We live in an era where anyone can post 1200 word blog posts or 140 character tweets. It is the great democratization of writing. But like many great changes, this one left some valuable skills behind, and those skills need to catch up.
I’m talking about the process of editing our writing. When I say “editing”, I’m not specifically talking about catching sentence fragments and the like, but adhering to common disciplines that readers depend upon. Are your facts accurate? Did you give proper attribution to other writers? (Since there are more writers today, there must be more attribution to give, thus the hyperlink)
A number of us have noticed the following conversation thread in social media today: a person broadcasts via social media an inspiring quote from a famous person or calls out an evil corporation based upon some purported fact. Readers then point out – via public comment – that the quote was actually said by someone else, or the “fact” that is cited about the corporation is an urban myth.
Instead of the original writer issuing some version of “I stand corrected”, amateur writers today (of which, I am one) have a tendency to brush off the error by saying something like “either way, the quote is still interesting”, or “it doesn’t matter, I still don’t trust that company”.
In social media, trust is currency. If you seek to build repeat visitors to your commercial enterprise or personal blog, you need to build trust. Trust that you’ll post regularly. Trust that you don’t pass something along without doing some basic homework. Trust that you value honesty over speed.
As traditional newspapers started to struggle, it was my personal belief that editing was one of the first areas to suffer. Now that so many social media avenues are open to us, and since we live in an opinion culture where everyone seems to have some opinion they’re broadcasting, it is time for editing to “catch up” to the voluminous content that is being created every minute.

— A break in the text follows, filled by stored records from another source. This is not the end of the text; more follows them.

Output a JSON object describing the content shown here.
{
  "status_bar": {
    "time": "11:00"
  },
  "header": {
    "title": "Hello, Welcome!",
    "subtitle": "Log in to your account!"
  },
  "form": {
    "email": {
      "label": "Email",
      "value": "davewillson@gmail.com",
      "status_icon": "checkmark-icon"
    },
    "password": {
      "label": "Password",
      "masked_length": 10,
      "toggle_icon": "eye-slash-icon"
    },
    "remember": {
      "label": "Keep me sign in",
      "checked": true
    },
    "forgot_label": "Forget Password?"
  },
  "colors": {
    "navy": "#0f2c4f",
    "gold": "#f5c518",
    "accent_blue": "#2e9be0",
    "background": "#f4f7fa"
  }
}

None of this means that we’re gong to follow the fact-checking rigor of media companies of old, rather it means we’ll do our best, and step up when we slip up.
Create good content. Be diligent. Care about accuracy. Give attribution.